Writing, recording, producing and performing a brand new musical in the middle of a pandemic is something that performers and creatives have adapted to during these difficult times and added to this collection is this charming audio musical.
U.Me the Musical follows the developing relationship between Rose (who had recently moved to London before lockdown began) and Ryo (who has moved to Kyoto from San Francisco) who meet online and begin chatting about their lives with a deeper relationship beginning to blossom along the way. On a deeper level, this audio musical explores themes such as loneliness, grief and of course love that is completely relatable to anyone listening in.

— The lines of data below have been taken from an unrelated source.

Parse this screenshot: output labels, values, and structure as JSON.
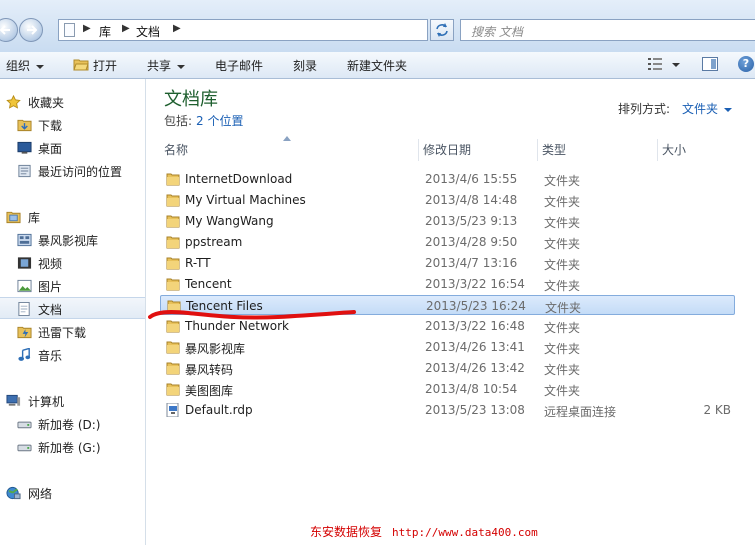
{
  "address": {
    "crumbs": [
      "库",
      "文档"
    ],
    "search_placeholder": "搜索 文档"
  },
  "toolbar": {
    "organize": "组织",
    "open": "打开",
    "share": "共享",
    "email": "电子邮件",
    "burn": "刻录",
    "new_folder": "新建文件夹"
  },
  "sidebar": {
    "favorites": {
      "label": "收藏夹",
      "items": [
        "下载",
        "桌面",
        "最近访问的位置"
      ]
    },
    "libraries": {
      "label": "库",
      "items": [
        "暴风影视库",
        "视频",
        "图片",
        "文档",
        "迅雷下载",
        "音乐"
      ]
    },
    "computer": {
      "label": "计算机",
      "items": [
        "新加卷 (D:)",
        "新加卷 (G:)"
      ]
    },
    "network": {
      "label": "网络"
    }
  },
  "library": {
    "title": "文档库",
    "includes_label": "包括:",
    "includes_link": "2 个位置",
    "arrange_label": "排列方式:",
    "arrange_value": "文件夹"
  },
  "columns": {
    "name": "名称",
    "modified": "修改日期",
    "type": "类型",
    "size": "大小"
  },
  "files": [
    {
      "name": "InternetDownload",
      "date": "2013/4/6 15:55",
      "type": "文件夹",
      "size": ""
    },
    {
      "name": "My Virtual Machines",
      "date": "2013/4/8 14:48",
      "type": "文件夹",
      "size": ""
    },
    {
      "name": "My WangWang",
      "date": "2013/5/23 9:13",
      "type": "文件夹",
      "size": ""
    },
    {
      "name": "ppstream",
      "date": "2013/4/28 9:50",
      "type": "文件夹",
      "size": ""
    },
    {
      "name": "R-TT",
      "date": "2013/4/7 13:16",
      "type": "文件夹",
      "size": ""
    },
    {
      "name": "Tencent",
      "date": "2013/3/22 16:54",
      "type": "文件夹",
      "size": ""
    },
    {
      "name": "Tencent Files",
      "date": "2013/5/23 16:24",
      "type": "文件夹",
      "size": ""
    },
    {
      "name": "Thunder Network",
      "date": "2013/3/22 16:48",
      "type": "文件夹",
      "size": ""
    },
    {
      "name": "暴风影视库",
      "date": "2013/4/26 13:41",
      "type": "文件夹",
      "size": ""
    },
    {
      "name": "暴风转码",
      "date": "2013/4/26 13:42",
      "type": "文件夹",
      "size": ""
    },
    {
      "name": "美图图库",
      "date": "2013/4/8 10:54",
      "type": "文件夹",
      "size": ""
    },
    {
      "name": "Default.rdp",
      "date": "2013/5/23 13:08",
      "type": "远程桌面连接",
      "size": "2 KB"
    }
  ],
  "selected_row": "Tencent Files",
  "watermark": {
    "text": "东安数据恢复",
    "url": "http://www.data400.com"
  }
}
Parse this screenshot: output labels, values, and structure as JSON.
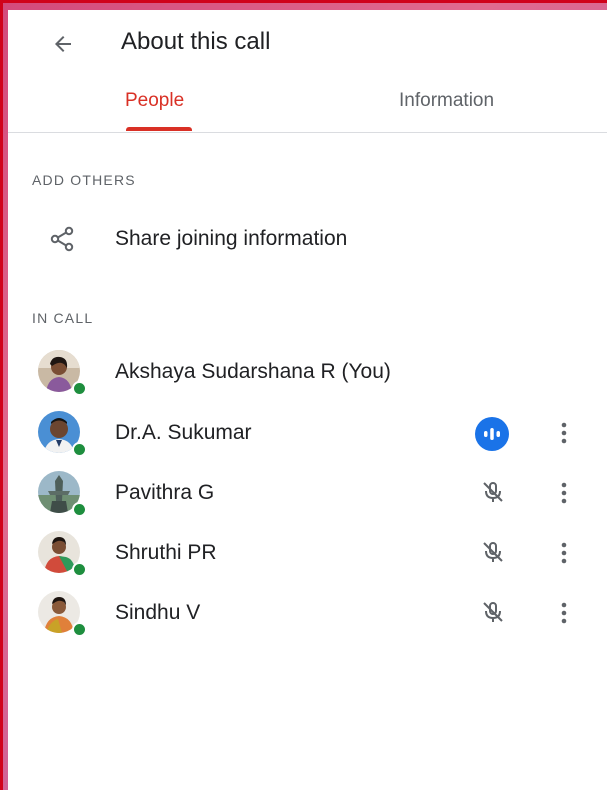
{
  "header": {
    "title": "About this call"
  },
  "tabs": [
    {
      "label": "People",
      "selected": true
    },
    {
      "label": "Information",
      "selected": false
    }
  ],
  "add_others": {
    "section_label": "ADD OTHERS",
    "share_label": "Share joining information"
  },
  "in_call": {
    "section_label": "IN CALL",
    "people": [
      {
        "name": "Akshaya Sudarshana R (You)",
        "status": "self"
      },
      {
        "name": "Dr.A. Sukumar",
        "status": "speaking"
      },
      {
        "name": "Pavithra G",
        "status": "muted"
      },
      {
        "name": "Shruthi PR",
        "status": "muted"
      },
      {
        "name": "Sindhu V",
        "status": "muted"
      }
    ]
  },
  "colors": {
    "accent": "#d93025",
    "presence": "#1e8e3e",
    "speaking": "#1a73e8"
  }
}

Featuring music and lyrics by Theo Jamieson (known for his work on Everybody’s Talking About Jamie), the musical is filled with a rich depth musically – that gives the story a strong emotional core, particularly during the heartbreaking moment when one of the characters loses someone close to them. Beautifully performed by the BBC Philharmonic, it makes the listener long to hear it being performed live. However, it does have to be said that some of the lyrics in places feel a little bit awkward but there is no denying that this is a musical created with all the best intentions.
Meanwhile, the book by Simon Pitts and Theo Jamieson develops the story at a nice pace as it gradually brings Rose and Ryo together – it almost has a Richard Curtis romantic comedy feel about it in terms of the tenderness and sensitive way in which it deals with the themes at the centre of the story. Perhaps some of the plot is slightly predictable – but it is also comforting and reassuring, particularly in the way in which it handles grief and loneliness. There is a consistent level of hope to be found in U.Me that ensures that the story remains relatable.
Both of the performances from Anoushka Lucas (Rose) and Martin Sarreal (Ryo) are wonderfully warm and endearing that makes it easy to root for their relationship – even when it feels as though it is going wrong. Through every song that they perform and each interaction that they have you get a real sense of the chemistry and connection between them.
Overall, U.Me is a wonderfully enjoyable and easy to listen to experience that comfortably reflects the last year that we have experienced and never forgets the impact that the COVID-19 pandemic has had on us all.
By Emma Clarendon
U.Me is available to listen to via BBC Sounds.